=== Required work ===
Output every line below as it stands, dropping only the images.
━━━━━━━━━━━━━━━━
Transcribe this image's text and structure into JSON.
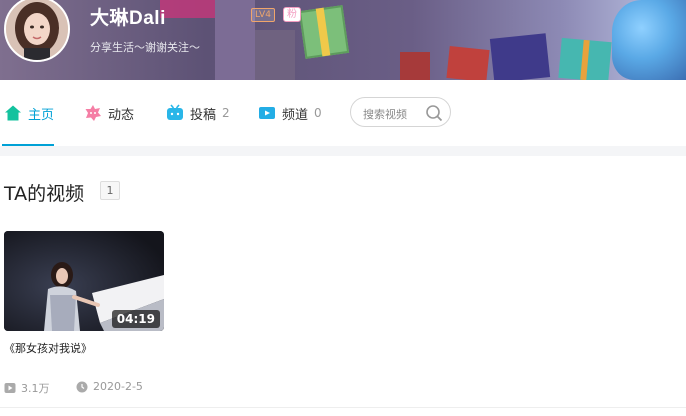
{
  "profile": {
    "username": "大琳Dali",
    "level_badge": "LV4",
    "fan_badge": "粉",
    "signature": "分享生活～谢谢关注～"
  },
  "nav": {
    "items": [
      {
        "label": "主页",
        "icon": "home-icon",
        "count": ""
      },
      {
        "label": "动态",
        "icon": "dynamic-icon",
        "count": ""
      },
      {
        "label": "投稿",
        "icon": "upload-icon",
        "count": "2"
      },
      {
        "label": "频道",
        "icon": "channel-icon",
        "count": "0"
      }
    ],
    "active_index": 0,
    "search_placeholder": "搜索视频"
  },
  "videos_section": {
    "title": "TA的视频",
    "count": "1",
    "items": [
      {
        "title": "《那女孩对我说》",
        "duration": "04:19",
        "plays": "3.1万",
        "date": "2020-2-5"
      }
    ]
  },
  "colors": {
    "accent": "#00a1d6",
    "home_icon": "#13c29e",
    "dynamic_icon": "#f57ea5",
    "upload_icon": "#29b6e8",
    "channel_icon": "#23ade5",
    "meta_text": "#999999"
  }
}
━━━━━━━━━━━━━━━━
=== Answer box ===
Transcribe this image's text and structure into JSON.
{
  "profile": {
    "username": "大琳Dali",
    "level_badge": "LV4",
    "fan_badge": "粉",
    "signature": "分享生活～谢谢关注～"
  },
  "nav": {
    "items": [
      {
        "label": "主页",
        "icon": "home-icon",
        "count": ""
      },
      {
        "label": "动态",
        "icon": "dynamic-icon",
        "count": ""
      },
      {
        "label": "投稿",
        "icon": "upload-icon",
        "count": "2"
      },
      {
        "label": "频道",
        "icon": "channel-icon",
        "count": "0"
      }
    ],
    "active_index": 0,
    "search_placeholder": "搜索视频"
  },
  "videos_section": {
    "title": "TA的视频",
    "count": "1",
    "items": [
      {
        "title": "《那女孩对我说》",
        "duration": "04:19",
        "plays": "3.1万",
        "date": "2020-2-5"
      }
    ]
  },
  "colors": {
    "accent": "#00a1d6",
    "home_icon": "#13c29e",
    "dynamic_icon": "#f57ea5",
    "upload_icon": "#29b6e8",
    "channel_icon": "#23ade5",
    "meta_text": "#999999"
  }
}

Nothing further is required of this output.